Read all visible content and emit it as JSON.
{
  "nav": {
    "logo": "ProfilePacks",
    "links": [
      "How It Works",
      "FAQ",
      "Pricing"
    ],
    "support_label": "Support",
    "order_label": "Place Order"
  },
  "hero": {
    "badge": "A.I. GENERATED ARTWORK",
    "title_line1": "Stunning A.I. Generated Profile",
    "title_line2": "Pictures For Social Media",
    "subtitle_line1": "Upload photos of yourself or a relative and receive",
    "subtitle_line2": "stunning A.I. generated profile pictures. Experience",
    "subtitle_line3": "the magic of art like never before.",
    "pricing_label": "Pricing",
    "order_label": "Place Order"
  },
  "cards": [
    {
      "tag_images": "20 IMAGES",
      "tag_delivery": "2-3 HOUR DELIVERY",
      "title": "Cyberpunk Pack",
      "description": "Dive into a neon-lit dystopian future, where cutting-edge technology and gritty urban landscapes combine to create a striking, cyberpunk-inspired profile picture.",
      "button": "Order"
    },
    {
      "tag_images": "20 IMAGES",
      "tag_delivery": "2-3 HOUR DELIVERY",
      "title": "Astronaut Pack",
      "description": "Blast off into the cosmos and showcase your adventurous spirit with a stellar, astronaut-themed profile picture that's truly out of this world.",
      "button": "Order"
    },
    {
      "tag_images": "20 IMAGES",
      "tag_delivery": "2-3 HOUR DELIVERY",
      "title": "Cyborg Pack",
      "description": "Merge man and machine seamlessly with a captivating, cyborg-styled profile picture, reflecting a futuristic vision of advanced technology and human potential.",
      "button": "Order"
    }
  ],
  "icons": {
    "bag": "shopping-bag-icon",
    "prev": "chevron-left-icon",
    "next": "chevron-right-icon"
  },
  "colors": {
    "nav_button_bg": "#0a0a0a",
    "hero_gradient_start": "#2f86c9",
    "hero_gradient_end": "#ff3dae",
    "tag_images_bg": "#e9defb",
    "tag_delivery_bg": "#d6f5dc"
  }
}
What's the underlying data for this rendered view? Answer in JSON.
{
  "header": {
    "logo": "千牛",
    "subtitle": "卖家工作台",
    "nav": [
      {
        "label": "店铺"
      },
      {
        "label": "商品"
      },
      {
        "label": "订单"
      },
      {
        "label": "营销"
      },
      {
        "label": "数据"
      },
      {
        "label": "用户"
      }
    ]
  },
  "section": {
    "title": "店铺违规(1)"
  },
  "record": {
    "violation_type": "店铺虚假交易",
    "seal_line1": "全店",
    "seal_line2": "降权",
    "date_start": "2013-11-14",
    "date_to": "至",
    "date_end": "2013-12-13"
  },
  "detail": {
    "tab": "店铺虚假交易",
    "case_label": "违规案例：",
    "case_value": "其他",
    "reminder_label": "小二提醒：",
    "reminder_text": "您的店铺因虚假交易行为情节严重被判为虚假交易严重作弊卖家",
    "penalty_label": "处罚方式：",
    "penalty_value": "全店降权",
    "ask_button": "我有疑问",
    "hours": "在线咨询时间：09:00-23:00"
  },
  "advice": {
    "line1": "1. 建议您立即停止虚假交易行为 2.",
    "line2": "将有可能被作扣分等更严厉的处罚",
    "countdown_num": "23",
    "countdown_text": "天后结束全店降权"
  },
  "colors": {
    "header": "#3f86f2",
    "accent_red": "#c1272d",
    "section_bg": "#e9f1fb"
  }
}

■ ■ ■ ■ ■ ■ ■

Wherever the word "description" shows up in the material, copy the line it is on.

      "description": "Dive into a neon-lit dystopian future, where cutting-edge technology and gritty urban landscapes combine to create a striking, cyberpunk-inspired profile picture.",
      "description": "Blast off into the cosmos and showcase your adventurous spirit with a stellar, astronaut-themed profile picture that's truly out of this world.",
      "description": "Merge man and machine seamlessly with a captivating, cyborg-styled profile picture, reflecting a futuristic vision of advanced technology and human potential.",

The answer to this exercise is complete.